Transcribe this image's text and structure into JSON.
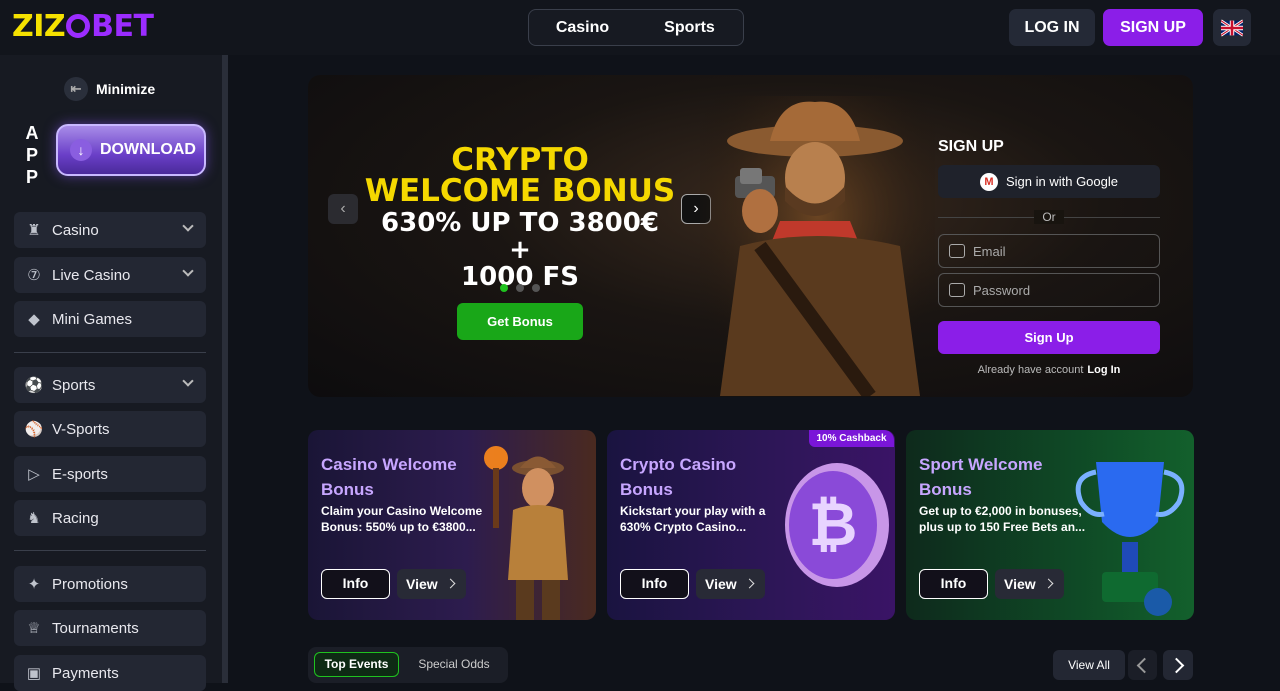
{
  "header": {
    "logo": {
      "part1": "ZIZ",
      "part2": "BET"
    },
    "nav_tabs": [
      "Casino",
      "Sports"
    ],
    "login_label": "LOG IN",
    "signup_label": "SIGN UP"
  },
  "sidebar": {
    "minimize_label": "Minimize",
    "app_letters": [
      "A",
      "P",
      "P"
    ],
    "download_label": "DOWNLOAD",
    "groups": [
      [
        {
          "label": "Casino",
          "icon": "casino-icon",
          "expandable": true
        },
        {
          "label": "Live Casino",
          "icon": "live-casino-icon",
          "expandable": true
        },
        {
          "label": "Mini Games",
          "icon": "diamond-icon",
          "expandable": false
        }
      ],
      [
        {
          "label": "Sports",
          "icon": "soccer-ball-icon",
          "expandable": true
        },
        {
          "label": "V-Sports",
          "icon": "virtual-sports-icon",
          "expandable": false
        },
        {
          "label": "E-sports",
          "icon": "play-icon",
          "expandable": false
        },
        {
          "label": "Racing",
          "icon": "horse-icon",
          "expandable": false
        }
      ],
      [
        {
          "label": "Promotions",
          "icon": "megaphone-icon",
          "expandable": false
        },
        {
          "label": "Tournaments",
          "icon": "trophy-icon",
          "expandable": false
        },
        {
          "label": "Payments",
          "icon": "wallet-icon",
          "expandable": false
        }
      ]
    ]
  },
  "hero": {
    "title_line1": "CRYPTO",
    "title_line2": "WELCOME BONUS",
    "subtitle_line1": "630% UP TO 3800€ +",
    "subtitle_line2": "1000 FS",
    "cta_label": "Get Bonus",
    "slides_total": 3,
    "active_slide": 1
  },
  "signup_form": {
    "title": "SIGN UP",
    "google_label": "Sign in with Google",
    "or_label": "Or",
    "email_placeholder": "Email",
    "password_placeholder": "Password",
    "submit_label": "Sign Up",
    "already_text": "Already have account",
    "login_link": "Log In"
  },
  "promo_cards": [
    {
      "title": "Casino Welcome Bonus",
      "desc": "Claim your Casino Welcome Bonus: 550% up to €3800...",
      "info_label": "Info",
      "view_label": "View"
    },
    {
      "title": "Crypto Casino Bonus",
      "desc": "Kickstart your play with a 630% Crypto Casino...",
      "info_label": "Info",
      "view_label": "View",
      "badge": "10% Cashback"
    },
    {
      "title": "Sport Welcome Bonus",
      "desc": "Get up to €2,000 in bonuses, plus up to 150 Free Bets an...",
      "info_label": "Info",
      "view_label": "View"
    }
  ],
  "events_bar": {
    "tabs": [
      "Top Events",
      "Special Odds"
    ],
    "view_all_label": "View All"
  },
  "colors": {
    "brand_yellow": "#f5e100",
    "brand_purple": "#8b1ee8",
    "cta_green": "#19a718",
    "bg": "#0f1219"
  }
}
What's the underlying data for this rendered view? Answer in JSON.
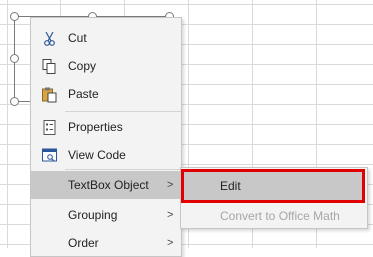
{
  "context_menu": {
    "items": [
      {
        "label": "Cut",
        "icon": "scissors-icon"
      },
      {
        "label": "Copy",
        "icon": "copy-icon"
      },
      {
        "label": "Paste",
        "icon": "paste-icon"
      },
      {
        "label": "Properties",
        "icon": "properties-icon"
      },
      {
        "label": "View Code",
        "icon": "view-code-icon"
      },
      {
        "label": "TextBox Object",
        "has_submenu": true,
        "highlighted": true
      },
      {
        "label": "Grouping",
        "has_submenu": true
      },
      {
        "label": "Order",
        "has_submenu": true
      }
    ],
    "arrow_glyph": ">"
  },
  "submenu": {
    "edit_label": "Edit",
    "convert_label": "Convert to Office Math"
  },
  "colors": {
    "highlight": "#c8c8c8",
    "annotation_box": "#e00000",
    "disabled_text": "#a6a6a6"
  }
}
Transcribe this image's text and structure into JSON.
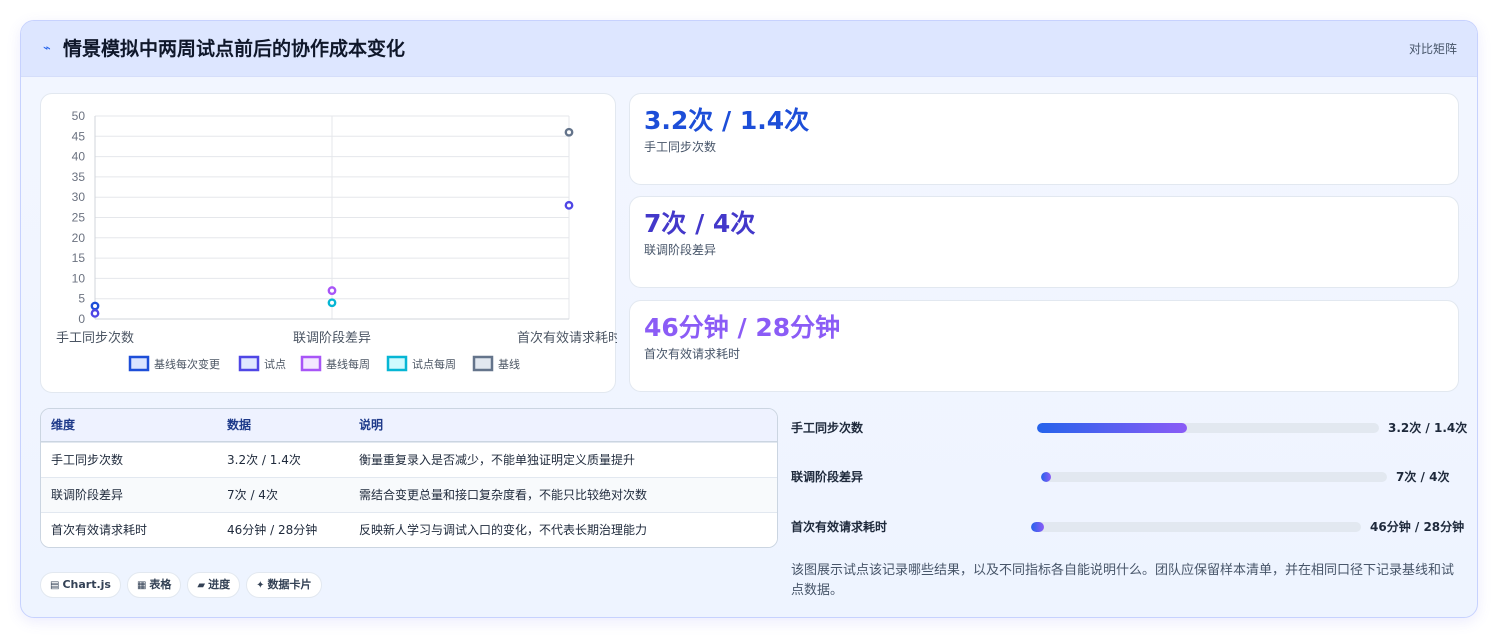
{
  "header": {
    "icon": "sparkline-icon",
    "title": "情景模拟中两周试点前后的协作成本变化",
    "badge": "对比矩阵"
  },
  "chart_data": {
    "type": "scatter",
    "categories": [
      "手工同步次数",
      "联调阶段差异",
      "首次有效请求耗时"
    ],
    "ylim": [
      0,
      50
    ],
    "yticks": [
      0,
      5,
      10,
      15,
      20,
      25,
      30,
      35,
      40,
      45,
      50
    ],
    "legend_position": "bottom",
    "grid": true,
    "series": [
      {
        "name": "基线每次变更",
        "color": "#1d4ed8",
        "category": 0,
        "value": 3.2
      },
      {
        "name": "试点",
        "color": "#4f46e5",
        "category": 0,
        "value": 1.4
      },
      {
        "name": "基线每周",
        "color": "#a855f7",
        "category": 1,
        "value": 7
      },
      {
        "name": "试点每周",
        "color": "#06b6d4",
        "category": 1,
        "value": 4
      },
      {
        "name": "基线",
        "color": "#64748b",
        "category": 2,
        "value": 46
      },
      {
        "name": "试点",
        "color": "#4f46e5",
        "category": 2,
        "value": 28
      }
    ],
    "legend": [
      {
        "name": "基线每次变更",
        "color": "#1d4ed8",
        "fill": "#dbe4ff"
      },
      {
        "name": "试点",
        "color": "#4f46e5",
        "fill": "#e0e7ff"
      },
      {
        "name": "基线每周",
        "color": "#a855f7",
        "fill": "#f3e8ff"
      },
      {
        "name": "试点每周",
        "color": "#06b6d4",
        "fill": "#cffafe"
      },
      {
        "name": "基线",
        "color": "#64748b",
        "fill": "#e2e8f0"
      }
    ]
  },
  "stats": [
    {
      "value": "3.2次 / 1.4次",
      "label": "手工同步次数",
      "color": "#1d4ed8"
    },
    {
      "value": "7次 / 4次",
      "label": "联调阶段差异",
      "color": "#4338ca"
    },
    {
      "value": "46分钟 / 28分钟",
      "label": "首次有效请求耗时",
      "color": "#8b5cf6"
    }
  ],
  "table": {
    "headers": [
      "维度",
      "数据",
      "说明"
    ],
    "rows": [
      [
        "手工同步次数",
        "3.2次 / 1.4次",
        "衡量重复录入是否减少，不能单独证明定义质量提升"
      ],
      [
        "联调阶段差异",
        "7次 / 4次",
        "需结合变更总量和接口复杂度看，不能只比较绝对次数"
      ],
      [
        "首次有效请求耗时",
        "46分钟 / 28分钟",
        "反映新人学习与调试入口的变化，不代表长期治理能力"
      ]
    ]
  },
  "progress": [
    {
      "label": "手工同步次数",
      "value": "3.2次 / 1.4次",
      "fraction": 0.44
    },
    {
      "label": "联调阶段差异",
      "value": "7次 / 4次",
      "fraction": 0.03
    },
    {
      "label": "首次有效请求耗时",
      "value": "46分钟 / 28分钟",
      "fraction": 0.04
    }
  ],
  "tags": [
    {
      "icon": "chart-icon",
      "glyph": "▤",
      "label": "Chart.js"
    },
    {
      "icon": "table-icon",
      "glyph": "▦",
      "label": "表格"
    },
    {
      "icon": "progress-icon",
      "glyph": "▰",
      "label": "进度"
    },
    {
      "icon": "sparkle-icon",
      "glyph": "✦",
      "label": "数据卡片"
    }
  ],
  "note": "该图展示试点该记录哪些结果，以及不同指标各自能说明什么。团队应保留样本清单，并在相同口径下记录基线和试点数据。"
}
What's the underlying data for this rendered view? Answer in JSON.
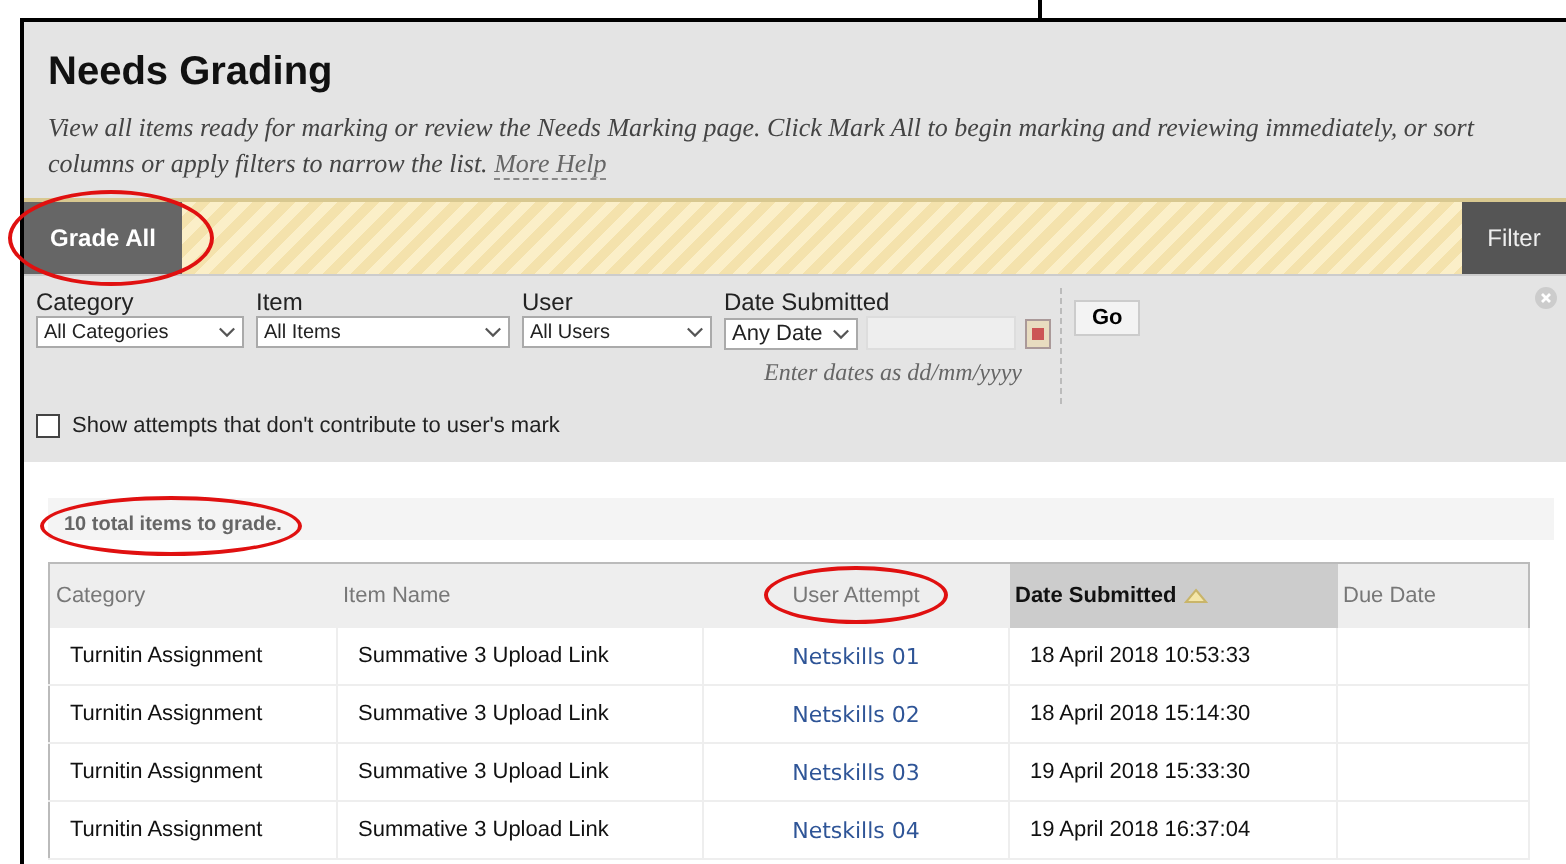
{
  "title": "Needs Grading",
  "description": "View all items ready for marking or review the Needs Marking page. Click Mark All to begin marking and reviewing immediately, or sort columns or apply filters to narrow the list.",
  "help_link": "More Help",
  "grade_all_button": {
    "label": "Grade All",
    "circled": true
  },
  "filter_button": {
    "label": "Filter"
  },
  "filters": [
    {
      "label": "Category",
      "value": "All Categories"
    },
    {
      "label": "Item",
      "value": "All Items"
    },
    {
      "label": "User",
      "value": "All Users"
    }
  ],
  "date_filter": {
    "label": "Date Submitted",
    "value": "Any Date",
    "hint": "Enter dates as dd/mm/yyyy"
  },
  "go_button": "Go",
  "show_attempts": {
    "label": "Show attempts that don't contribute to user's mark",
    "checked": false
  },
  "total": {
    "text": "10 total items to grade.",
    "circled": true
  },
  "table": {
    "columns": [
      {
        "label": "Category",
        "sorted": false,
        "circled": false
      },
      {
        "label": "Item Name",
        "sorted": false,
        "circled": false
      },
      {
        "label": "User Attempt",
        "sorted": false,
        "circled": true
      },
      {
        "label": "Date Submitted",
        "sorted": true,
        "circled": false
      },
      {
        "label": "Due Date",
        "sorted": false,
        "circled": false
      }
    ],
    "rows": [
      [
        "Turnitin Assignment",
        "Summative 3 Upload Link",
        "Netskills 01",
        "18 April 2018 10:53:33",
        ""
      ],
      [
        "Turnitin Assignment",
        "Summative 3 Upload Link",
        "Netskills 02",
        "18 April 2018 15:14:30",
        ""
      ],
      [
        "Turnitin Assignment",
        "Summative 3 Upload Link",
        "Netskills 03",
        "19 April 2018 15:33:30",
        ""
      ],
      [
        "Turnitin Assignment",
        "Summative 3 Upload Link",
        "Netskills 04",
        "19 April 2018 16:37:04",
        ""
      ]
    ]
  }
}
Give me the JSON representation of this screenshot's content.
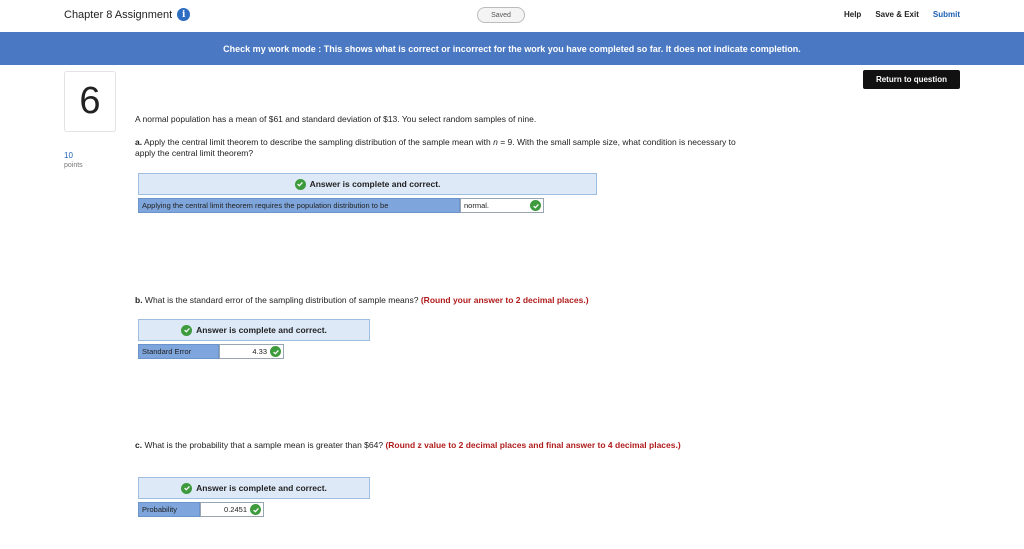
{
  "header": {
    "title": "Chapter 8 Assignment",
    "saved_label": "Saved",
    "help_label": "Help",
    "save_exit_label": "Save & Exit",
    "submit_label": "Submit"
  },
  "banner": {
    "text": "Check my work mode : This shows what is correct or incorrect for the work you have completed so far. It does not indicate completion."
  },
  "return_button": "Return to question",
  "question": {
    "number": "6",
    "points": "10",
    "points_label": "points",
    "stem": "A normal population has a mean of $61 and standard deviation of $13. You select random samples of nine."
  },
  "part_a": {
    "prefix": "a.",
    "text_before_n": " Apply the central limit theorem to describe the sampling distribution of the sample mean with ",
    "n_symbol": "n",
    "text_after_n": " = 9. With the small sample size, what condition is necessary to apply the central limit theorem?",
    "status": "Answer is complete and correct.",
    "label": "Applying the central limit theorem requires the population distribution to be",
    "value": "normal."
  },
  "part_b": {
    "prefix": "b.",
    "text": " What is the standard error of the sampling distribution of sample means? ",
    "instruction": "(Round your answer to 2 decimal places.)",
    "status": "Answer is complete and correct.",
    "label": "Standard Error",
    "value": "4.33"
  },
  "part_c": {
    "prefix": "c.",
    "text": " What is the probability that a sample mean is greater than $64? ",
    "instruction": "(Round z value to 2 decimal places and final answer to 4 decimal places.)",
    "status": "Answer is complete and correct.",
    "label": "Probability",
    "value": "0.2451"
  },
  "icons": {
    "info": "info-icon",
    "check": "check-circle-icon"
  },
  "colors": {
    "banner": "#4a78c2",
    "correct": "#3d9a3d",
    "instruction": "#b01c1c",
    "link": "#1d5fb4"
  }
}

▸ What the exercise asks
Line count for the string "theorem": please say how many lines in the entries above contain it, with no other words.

▸ Answer below
3